> EXERCISE REQUIREMENTS:
Would you write the data out once more, exactly as it is?

> AVAILABLE DATA:
BEGIN

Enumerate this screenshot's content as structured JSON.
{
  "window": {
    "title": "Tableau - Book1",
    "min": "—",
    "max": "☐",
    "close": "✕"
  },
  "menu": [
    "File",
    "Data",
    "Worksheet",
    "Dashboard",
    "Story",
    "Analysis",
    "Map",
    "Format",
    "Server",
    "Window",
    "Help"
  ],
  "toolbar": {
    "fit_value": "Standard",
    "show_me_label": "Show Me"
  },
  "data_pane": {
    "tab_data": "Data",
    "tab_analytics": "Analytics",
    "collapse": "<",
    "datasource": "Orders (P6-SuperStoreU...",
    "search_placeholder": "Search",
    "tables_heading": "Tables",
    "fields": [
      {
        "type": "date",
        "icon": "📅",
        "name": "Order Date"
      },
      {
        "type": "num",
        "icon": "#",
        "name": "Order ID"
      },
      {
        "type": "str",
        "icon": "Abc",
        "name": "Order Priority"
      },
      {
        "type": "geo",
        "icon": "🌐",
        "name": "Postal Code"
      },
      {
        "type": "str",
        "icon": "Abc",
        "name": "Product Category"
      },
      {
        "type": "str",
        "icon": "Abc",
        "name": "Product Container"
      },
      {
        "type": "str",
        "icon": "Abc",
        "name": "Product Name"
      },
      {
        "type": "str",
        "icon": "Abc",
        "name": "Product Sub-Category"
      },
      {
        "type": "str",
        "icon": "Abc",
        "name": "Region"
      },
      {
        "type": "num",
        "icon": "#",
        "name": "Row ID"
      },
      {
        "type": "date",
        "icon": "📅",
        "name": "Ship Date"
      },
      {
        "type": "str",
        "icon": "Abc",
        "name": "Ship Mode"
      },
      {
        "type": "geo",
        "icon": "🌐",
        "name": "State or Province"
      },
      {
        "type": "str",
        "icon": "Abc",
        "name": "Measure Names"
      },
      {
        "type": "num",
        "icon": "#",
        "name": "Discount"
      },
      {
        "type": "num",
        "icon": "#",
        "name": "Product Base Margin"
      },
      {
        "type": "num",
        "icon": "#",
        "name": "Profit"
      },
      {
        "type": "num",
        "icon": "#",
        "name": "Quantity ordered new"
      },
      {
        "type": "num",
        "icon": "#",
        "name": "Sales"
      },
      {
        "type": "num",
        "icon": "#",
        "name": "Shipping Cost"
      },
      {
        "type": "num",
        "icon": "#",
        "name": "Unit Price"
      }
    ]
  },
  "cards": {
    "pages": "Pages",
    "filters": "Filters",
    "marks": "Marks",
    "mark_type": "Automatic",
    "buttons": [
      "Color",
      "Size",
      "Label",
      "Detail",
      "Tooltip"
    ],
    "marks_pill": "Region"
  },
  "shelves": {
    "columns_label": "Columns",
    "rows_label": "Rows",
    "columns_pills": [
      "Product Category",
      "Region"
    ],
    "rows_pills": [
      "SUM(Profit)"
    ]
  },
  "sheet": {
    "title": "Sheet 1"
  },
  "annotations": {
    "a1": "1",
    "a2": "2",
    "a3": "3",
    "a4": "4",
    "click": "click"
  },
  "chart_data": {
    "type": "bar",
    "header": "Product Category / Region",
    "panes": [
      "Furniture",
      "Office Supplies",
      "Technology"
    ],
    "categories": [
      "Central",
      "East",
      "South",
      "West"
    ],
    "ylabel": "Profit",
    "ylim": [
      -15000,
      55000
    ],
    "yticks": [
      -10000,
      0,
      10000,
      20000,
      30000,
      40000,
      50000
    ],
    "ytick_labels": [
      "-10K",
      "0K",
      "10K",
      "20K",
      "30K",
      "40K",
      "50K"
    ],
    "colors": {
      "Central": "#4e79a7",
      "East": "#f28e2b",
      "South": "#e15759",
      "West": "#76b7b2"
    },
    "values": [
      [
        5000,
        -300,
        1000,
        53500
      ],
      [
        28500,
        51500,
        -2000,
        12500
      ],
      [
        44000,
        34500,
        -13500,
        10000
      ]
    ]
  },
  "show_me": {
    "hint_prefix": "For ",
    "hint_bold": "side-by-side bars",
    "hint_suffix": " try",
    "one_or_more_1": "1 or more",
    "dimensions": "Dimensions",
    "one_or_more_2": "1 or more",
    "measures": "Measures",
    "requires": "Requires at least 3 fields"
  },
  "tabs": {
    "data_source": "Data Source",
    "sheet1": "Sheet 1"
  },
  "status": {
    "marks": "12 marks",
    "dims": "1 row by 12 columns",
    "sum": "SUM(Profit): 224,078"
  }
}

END

> TASK OUTPUT:
Enumerate this screenshot's content as structured JSON.
{
  "window": {
    "title": "Tableau - Book1",
    "min": "—",
    "max": "☐",
    "close": "✕"
  },
  "menu": [
    "File",
    "Data",
    "Worksheet",
    "Dashboard",
    "Story",
    "Analysis",
    "Map",
    "Format",
    "Server",
    "Window",
    "Help"
  ],
  "toolbar": {
    "fit_value": "Standard",
    "show_me_label": "Show Me"
  },
  "data_pane": {
    "tab_data": "Data",
    "tab_analytics": "Analytics",
    "collapse": "<",
    "datasource": "Orders (P6-SuperStoreU...",
    "search_placeholder": "Search",
    "tables_heading": "Tables",
    "fields": [
      {
        "type": "date",
        "icon": "📅",
        "name": "Order Date"
      },
      {
        "type": "num",
        "icon": "#",
        "name": "Order ID"
      },
      {
        "type": "str",
        "icon": "Abc",
        "name": "Order Priority"
      },
      {
        "type": "geo",
        "icon": "🌐",
        "name": "Postal Code"
      },
      {
        "type": "str",
        "icon": "Abc",
        "name": "Product Category"
      },
      {
        "type": "str",
        "icon": "Abc",
        "name": "Product Container"
      },
      {
        "type": "str",
        "icon": "Abc",
        "name": "Product Name"
      },
      {
        "type": "str",
        "icon": "Abc",
        "name": "Product Sub-Category"
      },
      {
        "type": "str",
        "icon": "Abc",
        "name": "Region"
      },
      {
        "type": "num",
        "icon": "#",
        "name": "Row ID"
      },
      {
        "type": "date",
        "icon": "📅",
        "name": "Ship Date"
      },
      {
        "type": "str",
        "icon": "Abc",
        "name": "Ship Mode"
      },
      {
        "type": "geo",
        "icon": "🌐",
        "name": "State or Province"
      },
      {
        "type": "str",
        "icon": "Abc",
        "name": "Measure Names"
      },
      {
        "type": "num",
        "icon": "#",
        "name": "Discount"
      },
      {
        "type": "num",
        "icon": "#",
        "name": "Product Base Margin"
      },
      {
        "type": "num",
        "icon": "#",
        "name": "Profit"
      },
      {
        "type": "num",
        "icon": "#",
        "name": "Quantity ordered new"
      },
      {
        "type": "num",
        "icon": "#",
        "name": "Sales"
      },
      {
        "type": "num",
        "icon": "#",
        "name": "Shipping Cost"
      },
      {
        "type": "num",
        "icon": "#",
        "name": "Unit Price"
      }
    ]
  },
  "cards": {
    "pages": "Pages",
    "filters": "Filters",
    "marks": "Marks",
    "mark_type": "Automatic",
    "buttons": [
      "Color",
      "Size",
      "Label",
      "Detail",
      "Tooltip"
    ],
    "marks_pill": "Region"
  },
  "shelves": {
    "columns_label": "Columns",
    "rows_label": "Rows",
    "columns_pills": [
      "Product Category",
      "Region"
    ],
    "rows_pills": [
      "SUM(Profit)"
    ]
  },
  "sheet": {
    "title": "Sheet 1"
  },
  "annotations": {
    "a1": "1",
    "a2": "2",
    "a3": "3",
    "a4": "4",
    "click": "click"
  },
  "chart_data": {
    "type": "bar",
    "header": "Product Category / Region",
    "panes": [
      "Furniture",
      "Office Supplies",
      "Technology"
    ],
    "categories": [
      "Central",
      "East",
      "South",
      "West"
    ],
    "ylabel": "Profit",
    "ylim": [
      -15000,
      55000
    ],
    "yticks": [
      -10000,
      0,
      10000,
      20000,
      30000,
      40000,
      50000
    ],
    "ytick_labels": [
      "-10K",
      "0K",
      "10K",
      "20K",
      "30K",
      "40K",
      "50K"
    ],
    "colors": {
      "Central": "#4e79a7",
      "East": "#f28e2b",
      "South": "#e15759",
      "West": "#76b7b2"
    },
    "values": [
      [
        5000,
        -300,
        1000,
        53500
      ],
      [
        28500,
        51500,
        -2000,
        12500
      ],
      [
        44000,
        34500,
        -13500,
        10000
      ]
    ]
  },
  "show_me": {
    "hint_prefix": "For ",
    "hint_bold": "side-by-side bars",
    "hint_suffix": " try",
    "one_or_more_1": "1 or more",
    "dimensions": "Dimensions",
    "one_or_more_2": "1 or more",
    "measures": "Measures",
    "requires": "Requires at least 3 fields"
  },
  "tabs": {
    "data_source": "Data Source",
    "sheet1": "Sheet 1"
  },
  "status": {
    "marks": "12 marks",
    "dims": "1 row by 12 columns",
    "sum": "SUM(Profit): 224,078"
  }
}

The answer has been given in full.